Her voice is background noise to the sound of the crowd. He has emptied her purse, and her buttons, which she placed one by one into the bag, are rolling on the ground. One falls through the rusty rain grate. I know Bug is trying to figure out whether she should scream or cry.
She is wearing purple, velcro Sketchers. She is sixteen years old.
How can they stand there and watch? Why don't they do something? You are one of those people. I know it even before the voice in my subconscious reminds me. You're her sister, and you wish she was dead. But I don't! I never meant it, did I?
The air around me breaks, and I jerk forward. The strap of her purse rips and she starts to wail and the boys cackle. Now that I am decided, I snap the rein of my emotions, and let myself feel angry. Angry for every single time he has made my sister cry, every time he has turned me into a coward.
My heart feels hot. So hot and slippery, and I wish I could punch a fist through my chest to silence it. The pavement is moving. All I can think about is how to hurt that boy.
Hot breath in. Hot breath out.
I look down at my hands and realize they have turned into white-knuckled fists, and I wonder if I'm supposed to tuck my thumb or not, and then I realize that it doesn't matter because things are hurtling too quickly. My blood scorches, and I take only a second to blink.
And when my eyes open, the boy is lying on the ground beneath me.
The air stills. My own trembling breath clouds my ears. At my feet, blood begins to mar the space between his lips and nose. My body cools, and Bug stops wailing.
People yell.

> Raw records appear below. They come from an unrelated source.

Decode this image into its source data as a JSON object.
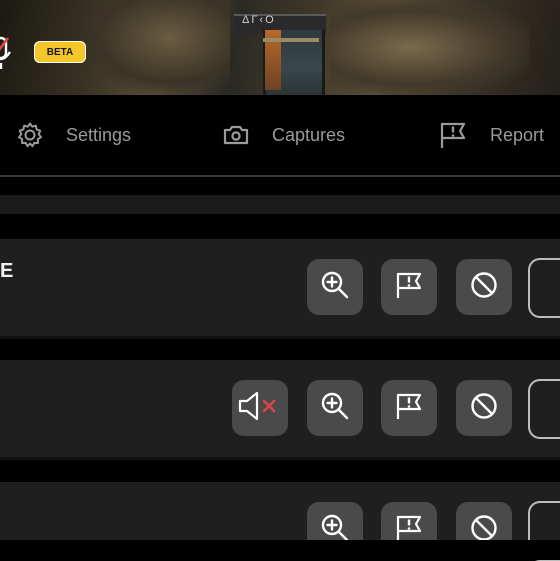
{
  "banner": {
    "sign_text": "ΔΓ‹Ο",
    "beta_badge": "BETA",
    "icons": [
      "microphone-muted-icon"
    ]
  },
  "nav": {
    "items": [
      {
        "label": "Settings",
        "icon": "gear-icon"
      },
      {
        "label": "Captures",
        "icon": "camera-icon"
      },
      {
        "label": "Report",
        "icon": "flag-alert-icon"
      }
    ]
  },
  "list": {
    "rows": [
      {
        "title": "E",
        "actions": [
          "zoom-in-icon",
          "report-flag-icon",
          "block-icon"
        ]
      },
      {
        "title": "",
        "actions": [
          "speaker-muted-icon",
          "zoom-in-icon",
          "report-flag-icon",
          "block-icon"
        ]
      },
      {
        "title": "",
        "actions": [
          "zoom-in-icon",
          "report-flag-icon",
          "block-icon"
        ]
      }
    ]
  },
  "colors": {
    "beta_badge": "#f5c62b",
    "mute_x": "#e0444a",
    "button_bg": "#4a4a4a",
    "row_bg": "#1f1f1f"
  }
}
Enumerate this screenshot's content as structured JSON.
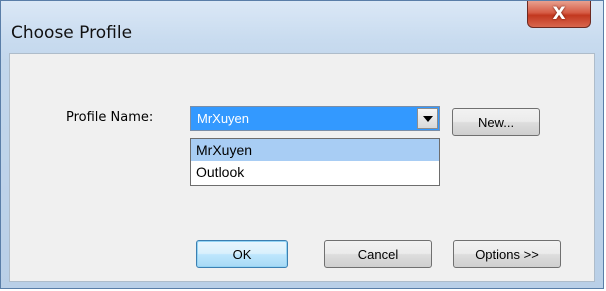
{
  "window": {
    "title": "Choose Profile",
    "close_glyph": "X"
  },
  "form": {
    "profile_label": "Profile Name:",
    "profile_value": "MrXuyen",
    "dropdown_options": [
      {
        "label": "MrXuyen",
        "selected": true
      },
      {
        "label": "Outlook",
        "selected": false
      }
    ]
  },
  "buttons": {
    "new": "New...",
    "ok": "OK",
    "cancel": "Cancel",
    "options": "Options >>"
  },
  "icons": {
    "close": "close-icon",
    "dropdown": "chevron-down-icon"
  },
  "colors": {
    "selection": "#3399ff",
    "hover_item": "#a8cdf4",
    "close_red": "#c2381f"
  }
}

The boy swears. I'm sure adults are being called. I'm sure my perfect record is being slashed in half, but I cannot find it in myself to care. I am looking at Bug and I can still feel the boy's face pressed to my fist, and for every reason and no reason at all, I start to cry.
Bug drops to her knees to retrieve the purse, and when she stands, she has an odd look, like she wants to smile but can't. She touches my hand, where a bruise is starting to shadow the peaks of my knuckles.
“I don't like that,” she says, too loudly.
“I did that for you, Bug,” I whisper, my throat scorching from the weight of the tears.
“I don't like that.”
My breath shudders. “I love you, Bug.”
Her head rolls to her shoulder and she vacantly stares past my face, one hand stroking the torn velvet purse.
“I love you, Marjorie-Ellen.” I shove the words against her through the thick air, digging into her eyes with my own, desperately hoping to see a spark there. Nothing.
“I love you,” I whisper again. But it is only a broken, meaningless afterthought, because by now I've realized my sister will never understand what that means.